DESCRIPTION OF THE TASK:
If a line in the entries below contains "JSON", copy it.

Dataset rows describing interfaces
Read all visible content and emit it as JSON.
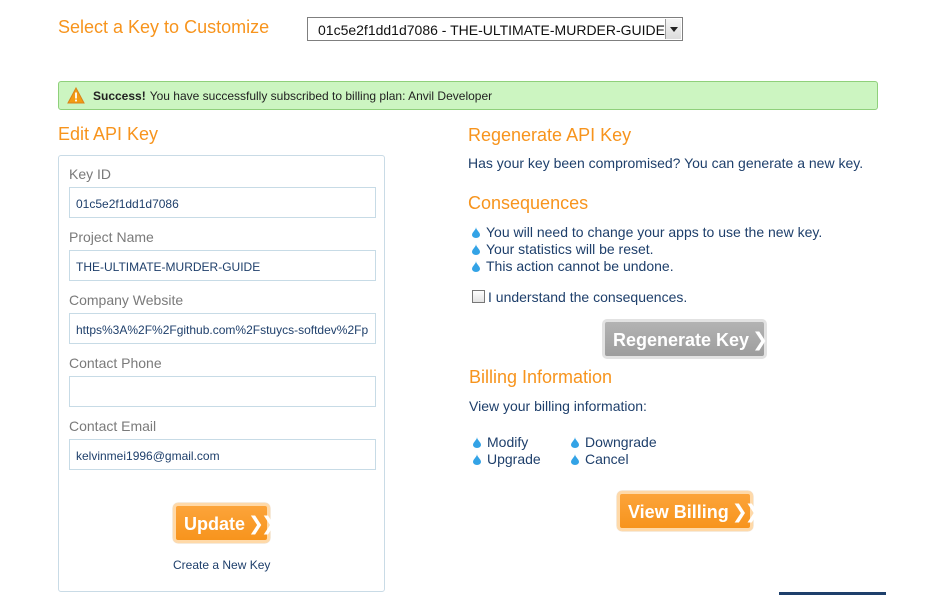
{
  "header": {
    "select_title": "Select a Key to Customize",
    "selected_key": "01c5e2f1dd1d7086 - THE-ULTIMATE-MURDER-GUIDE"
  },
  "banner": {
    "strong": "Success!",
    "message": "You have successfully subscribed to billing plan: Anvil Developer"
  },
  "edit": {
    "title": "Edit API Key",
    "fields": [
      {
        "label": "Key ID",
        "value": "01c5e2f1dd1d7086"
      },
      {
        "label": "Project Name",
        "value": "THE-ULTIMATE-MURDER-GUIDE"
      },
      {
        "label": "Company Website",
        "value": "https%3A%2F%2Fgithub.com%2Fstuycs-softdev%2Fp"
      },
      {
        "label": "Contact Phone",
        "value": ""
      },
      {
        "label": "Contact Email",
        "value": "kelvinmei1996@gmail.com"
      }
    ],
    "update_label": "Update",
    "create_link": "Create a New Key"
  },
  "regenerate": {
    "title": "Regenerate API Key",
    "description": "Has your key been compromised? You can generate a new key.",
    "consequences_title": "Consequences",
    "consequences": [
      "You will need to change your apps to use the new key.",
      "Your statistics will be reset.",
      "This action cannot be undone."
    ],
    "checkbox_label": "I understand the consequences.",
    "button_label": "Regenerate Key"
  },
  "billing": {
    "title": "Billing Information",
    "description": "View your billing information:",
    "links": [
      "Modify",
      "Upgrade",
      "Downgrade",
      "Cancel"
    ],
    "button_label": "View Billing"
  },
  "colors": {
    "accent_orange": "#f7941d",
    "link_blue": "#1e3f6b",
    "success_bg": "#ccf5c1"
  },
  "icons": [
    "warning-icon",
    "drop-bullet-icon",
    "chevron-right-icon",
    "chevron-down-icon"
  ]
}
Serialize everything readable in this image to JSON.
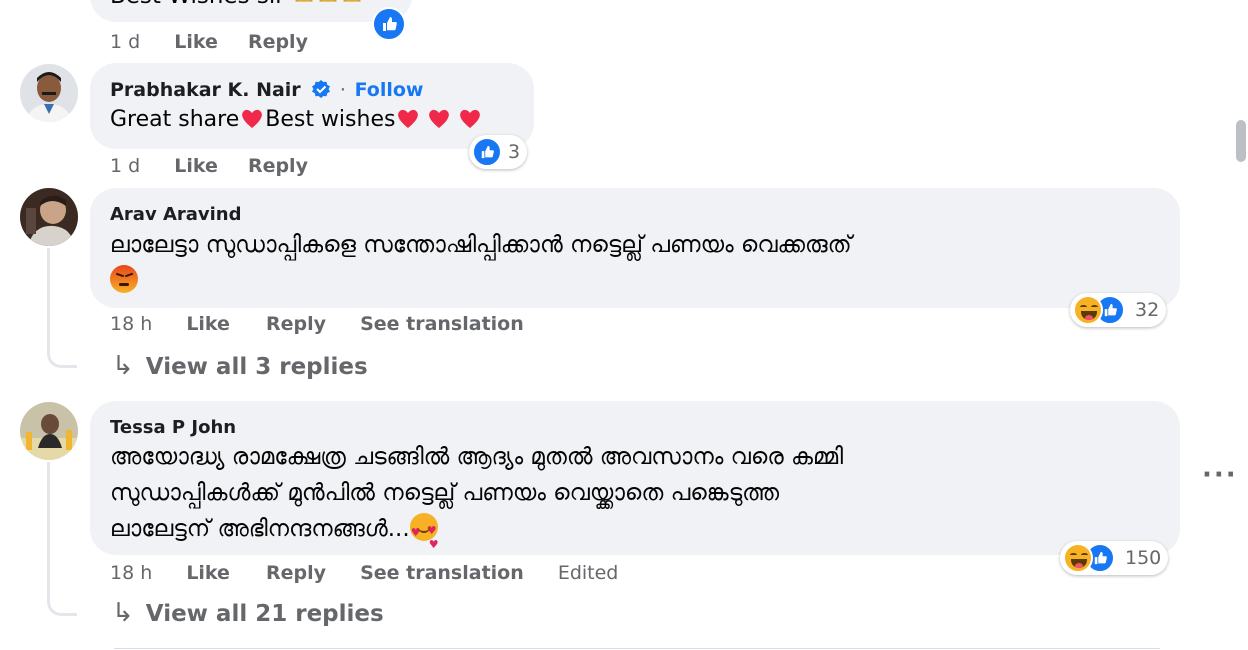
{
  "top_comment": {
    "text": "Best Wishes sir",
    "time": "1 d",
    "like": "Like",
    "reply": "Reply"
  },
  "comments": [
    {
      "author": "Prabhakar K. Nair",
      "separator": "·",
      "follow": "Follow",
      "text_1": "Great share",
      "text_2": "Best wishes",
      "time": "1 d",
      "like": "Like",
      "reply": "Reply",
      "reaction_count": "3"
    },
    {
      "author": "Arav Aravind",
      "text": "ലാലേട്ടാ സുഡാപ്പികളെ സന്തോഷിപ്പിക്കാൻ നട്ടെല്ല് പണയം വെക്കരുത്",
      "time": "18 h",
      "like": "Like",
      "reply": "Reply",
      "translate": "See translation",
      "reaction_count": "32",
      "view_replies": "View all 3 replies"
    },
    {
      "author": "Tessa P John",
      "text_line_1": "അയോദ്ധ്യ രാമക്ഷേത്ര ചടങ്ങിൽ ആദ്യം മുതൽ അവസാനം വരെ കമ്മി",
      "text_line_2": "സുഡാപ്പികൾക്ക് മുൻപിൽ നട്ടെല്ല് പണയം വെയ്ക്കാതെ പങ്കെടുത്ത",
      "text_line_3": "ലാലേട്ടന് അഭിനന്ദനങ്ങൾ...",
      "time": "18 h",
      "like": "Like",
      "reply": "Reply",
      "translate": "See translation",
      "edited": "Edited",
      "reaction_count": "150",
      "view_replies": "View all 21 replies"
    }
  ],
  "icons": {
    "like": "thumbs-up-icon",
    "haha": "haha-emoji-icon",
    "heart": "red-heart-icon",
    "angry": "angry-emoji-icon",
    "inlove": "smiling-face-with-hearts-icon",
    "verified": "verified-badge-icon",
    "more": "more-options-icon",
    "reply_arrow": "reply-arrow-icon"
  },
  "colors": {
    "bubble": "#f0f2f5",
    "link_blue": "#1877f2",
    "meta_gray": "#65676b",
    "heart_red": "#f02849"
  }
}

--

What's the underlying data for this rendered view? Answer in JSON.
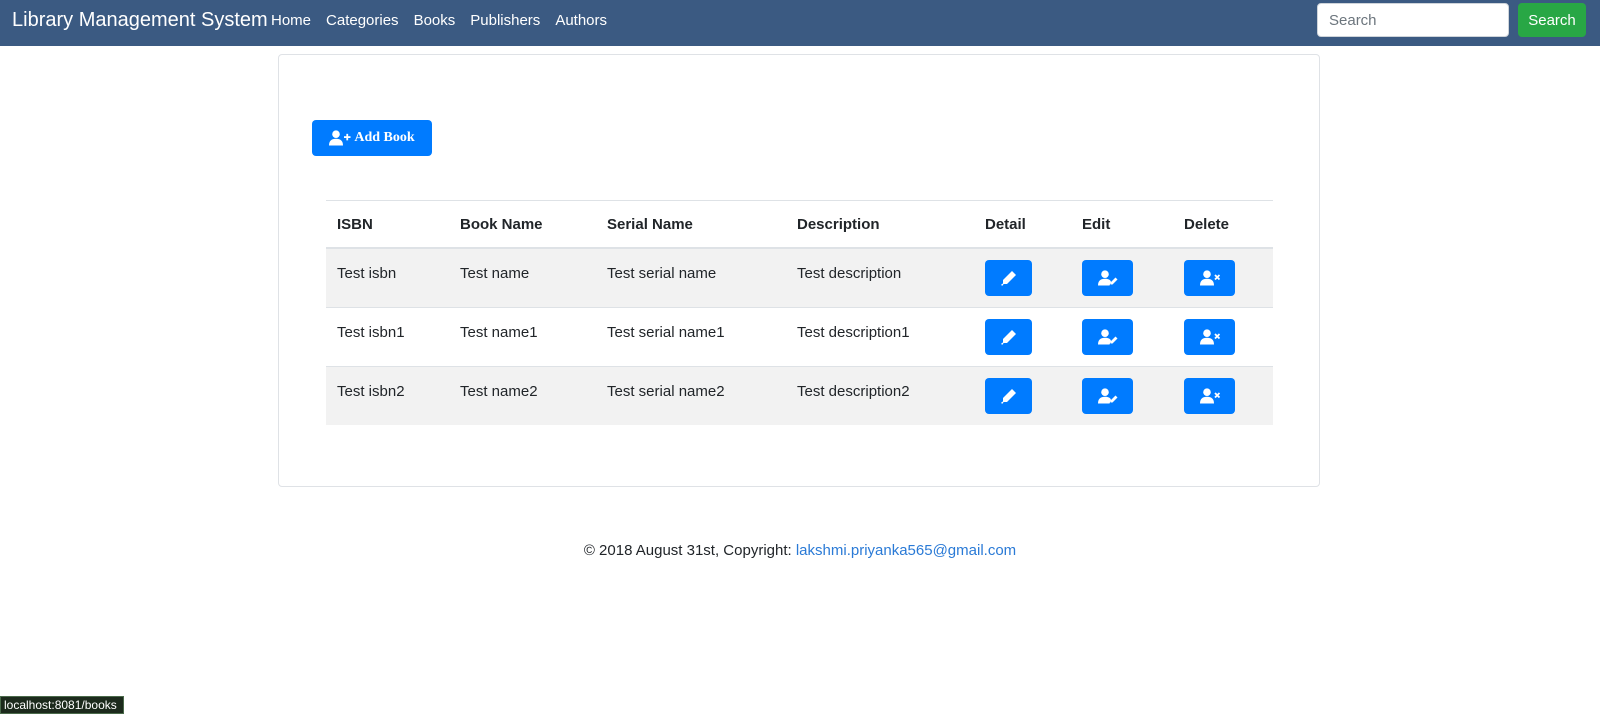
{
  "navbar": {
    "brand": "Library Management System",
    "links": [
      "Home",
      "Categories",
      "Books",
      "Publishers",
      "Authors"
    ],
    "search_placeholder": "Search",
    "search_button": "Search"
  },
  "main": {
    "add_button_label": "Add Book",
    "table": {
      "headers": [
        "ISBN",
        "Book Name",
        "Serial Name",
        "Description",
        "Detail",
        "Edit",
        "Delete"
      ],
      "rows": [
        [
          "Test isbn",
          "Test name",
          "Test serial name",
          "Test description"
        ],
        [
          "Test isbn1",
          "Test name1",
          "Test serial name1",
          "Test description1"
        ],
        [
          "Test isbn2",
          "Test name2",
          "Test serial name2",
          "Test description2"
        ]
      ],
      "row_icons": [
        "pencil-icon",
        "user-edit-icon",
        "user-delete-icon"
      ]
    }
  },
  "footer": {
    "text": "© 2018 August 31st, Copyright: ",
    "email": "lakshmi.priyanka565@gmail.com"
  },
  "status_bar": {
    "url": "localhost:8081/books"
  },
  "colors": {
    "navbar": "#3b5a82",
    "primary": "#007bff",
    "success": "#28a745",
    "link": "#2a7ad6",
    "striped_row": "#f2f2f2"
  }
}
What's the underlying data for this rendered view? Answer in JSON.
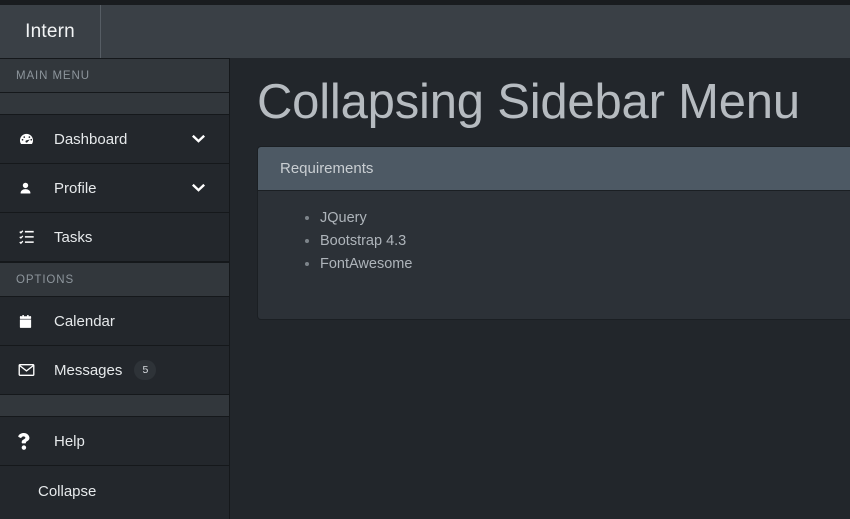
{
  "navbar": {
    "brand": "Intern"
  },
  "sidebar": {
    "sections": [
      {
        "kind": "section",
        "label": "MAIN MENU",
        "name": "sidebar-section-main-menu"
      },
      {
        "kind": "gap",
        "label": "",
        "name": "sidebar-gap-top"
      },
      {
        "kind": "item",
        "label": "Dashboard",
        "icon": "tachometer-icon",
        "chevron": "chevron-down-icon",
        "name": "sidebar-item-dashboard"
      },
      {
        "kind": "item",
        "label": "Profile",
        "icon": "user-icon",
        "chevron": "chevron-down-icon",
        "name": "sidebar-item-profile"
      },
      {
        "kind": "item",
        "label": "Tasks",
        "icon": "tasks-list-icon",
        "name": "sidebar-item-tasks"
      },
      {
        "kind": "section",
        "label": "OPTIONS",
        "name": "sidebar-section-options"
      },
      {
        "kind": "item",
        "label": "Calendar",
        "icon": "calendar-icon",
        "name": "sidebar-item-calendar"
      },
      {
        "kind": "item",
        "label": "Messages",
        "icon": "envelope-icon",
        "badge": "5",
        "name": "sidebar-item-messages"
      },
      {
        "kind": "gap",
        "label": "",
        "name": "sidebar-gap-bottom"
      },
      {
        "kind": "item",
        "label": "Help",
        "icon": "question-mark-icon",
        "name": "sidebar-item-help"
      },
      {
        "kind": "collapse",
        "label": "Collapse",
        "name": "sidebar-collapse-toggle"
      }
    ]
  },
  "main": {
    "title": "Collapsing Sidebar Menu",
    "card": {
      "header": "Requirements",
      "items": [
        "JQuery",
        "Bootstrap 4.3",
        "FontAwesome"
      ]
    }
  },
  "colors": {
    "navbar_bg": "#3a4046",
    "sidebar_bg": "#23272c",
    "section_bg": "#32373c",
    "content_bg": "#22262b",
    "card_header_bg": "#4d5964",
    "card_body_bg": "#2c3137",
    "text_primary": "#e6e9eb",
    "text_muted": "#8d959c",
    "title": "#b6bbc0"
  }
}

ANSWER FOR THE TASK:
Read all visible content and emit it as JSON.
Serialize everything readable in this image to JSON.
What's the underlying data for this rendered view? Answer in JSON.
What's the underlying data for this rendered view? Answer in JSON.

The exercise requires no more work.